So this is the shot. Now, of course the fashion leader said wait a minute, this is a super model, you can't hide her face, sort of thing. But of course, I was doing other shots, I said you'll see her face on the next page, sort of thing. And this was always a shot that I liked so the reason why I'm showing this is it's just the use of something that was there. An empty white studio with a skylight, this was shot on 4x5 film, it's natural light, a piece of black fabric hanging on the wall, but really the clever thing I did here was to put the girl behind it. If the girl was in front of it, it still would be quite a nice shot but, behind, it made the shot more severe, stranger, and possibly more memorable. And as I've said many, many times, memorability is a major factor in good photography. You have to remember that image, you have to say, well I remember that image. So this is really quite a good example of it. And the magazine naturally loved the shot. (upbeat music)

Class Description


  • Albert’s tips and tricks on landscape, fashion, portraiture and still life photography.
  • Simple lighting techniques using natural light and studio light
  • Simple tips on preparing for portrait shoots
  • How to create incredible portraits using just two $10 bulbs
  • Albert’s tips and tricks on landscape, fashion, portraiture and still life photography.
  • Simple lighting techniques using natural light and studio light
  • Simple tips on preparing for portrait shoots
  • How to create incredible portraits using just two $10 bulbs


Learn how Albert creates his amazing photographs on location and in the studio using simple explanations.

Albert reveals his shoot secrets on how he photographs Presidents, Hollywood stars, music’s greatest artists, landscapes, nudes, chimpanzees and still life. We follow him on location in Morocco, Paris and in his studio in New York. You will find out where he suggests you look to get inspiration, how to approach a portrait session, see how to light like Albert.

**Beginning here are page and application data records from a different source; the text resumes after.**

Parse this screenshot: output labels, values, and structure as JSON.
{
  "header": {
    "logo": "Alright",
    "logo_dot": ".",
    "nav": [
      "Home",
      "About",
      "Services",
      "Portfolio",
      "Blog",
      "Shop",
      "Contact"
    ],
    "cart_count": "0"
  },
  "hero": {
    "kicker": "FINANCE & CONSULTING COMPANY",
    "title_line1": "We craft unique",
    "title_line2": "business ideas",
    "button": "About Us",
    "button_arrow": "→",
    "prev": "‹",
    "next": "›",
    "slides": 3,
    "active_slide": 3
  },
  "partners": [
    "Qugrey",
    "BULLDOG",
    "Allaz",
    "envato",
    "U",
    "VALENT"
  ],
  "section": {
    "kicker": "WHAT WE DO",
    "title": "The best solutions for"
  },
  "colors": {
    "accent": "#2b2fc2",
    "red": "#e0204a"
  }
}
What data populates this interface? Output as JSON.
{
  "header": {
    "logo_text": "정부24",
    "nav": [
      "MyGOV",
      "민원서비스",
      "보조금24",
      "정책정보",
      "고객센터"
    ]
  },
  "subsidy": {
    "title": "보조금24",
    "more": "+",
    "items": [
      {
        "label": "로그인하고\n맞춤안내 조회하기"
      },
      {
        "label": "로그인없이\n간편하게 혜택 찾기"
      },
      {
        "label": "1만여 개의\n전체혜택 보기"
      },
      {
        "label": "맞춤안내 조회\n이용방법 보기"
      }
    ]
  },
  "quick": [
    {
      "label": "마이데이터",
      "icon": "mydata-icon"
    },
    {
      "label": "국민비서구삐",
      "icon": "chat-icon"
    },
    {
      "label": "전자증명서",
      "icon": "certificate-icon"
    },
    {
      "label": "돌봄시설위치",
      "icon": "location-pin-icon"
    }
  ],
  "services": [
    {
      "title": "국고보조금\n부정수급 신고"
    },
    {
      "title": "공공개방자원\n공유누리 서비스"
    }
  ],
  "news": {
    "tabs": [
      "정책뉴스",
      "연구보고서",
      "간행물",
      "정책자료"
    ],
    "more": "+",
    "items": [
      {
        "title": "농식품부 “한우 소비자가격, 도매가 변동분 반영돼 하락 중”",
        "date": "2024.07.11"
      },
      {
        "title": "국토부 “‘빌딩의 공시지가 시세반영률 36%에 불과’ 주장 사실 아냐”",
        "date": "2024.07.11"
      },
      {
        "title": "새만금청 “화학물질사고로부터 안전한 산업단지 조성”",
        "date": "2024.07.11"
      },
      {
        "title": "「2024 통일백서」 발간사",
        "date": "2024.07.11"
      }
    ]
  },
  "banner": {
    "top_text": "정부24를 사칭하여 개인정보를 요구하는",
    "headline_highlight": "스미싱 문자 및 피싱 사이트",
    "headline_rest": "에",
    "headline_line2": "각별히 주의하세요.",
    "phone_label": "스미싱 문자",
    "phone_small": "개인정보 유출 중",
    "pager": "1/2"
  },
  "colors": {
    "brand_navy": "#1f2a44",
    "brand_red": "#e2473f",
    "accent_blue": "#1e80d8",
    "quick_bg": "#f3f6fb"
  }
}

We show you exactly how Albert works on these images after the shoot, it’s all about Albert giving you his ideas and advice and helping you see and create better images for yourself.

It’s not about what camera to use, it’s about how to see and develop ideas, concepts and narrative to make stunning photographs.

As Albert says..."You have to stay switched on"


Richard A. Heckler

"Unless you're Mozart"...this course is an invaluable asset. I'm a pro, humanitarian/documentary photographer, & wilderness...and I've learned much from the 40+ sessions here. This is truly a Master best thing to being with Albert. And although I could watch studio sessions forever, this course offered a very balanced curriculum of technical information, artistic encouragement and guidance, and a open, generous window into the thinking of a gifted artist and photographer, sifted from decades of first class experience. Kudos to all involved. Excellent!

a Creativelive Student

I purchased my first CreativeLive class in 2011 and have continued to purchase many classes over the years. I have learned so much from the many great instructors. This one is not a technical class that will tell you to set your camera at f4, 1/60, ISO 400 and you can get this shot. If you are looking for that, there are many other options. If you have a solid working knowledge of photography, this class is so much more. The way it was filmed is like you are there with him in conversation or in the room with him watching him shoot. To see and understand the how and why he does what he does. Not to take anything away from other classes that have helped to give me a strong understanding of photography, this is my favorite CreativeLive class so far.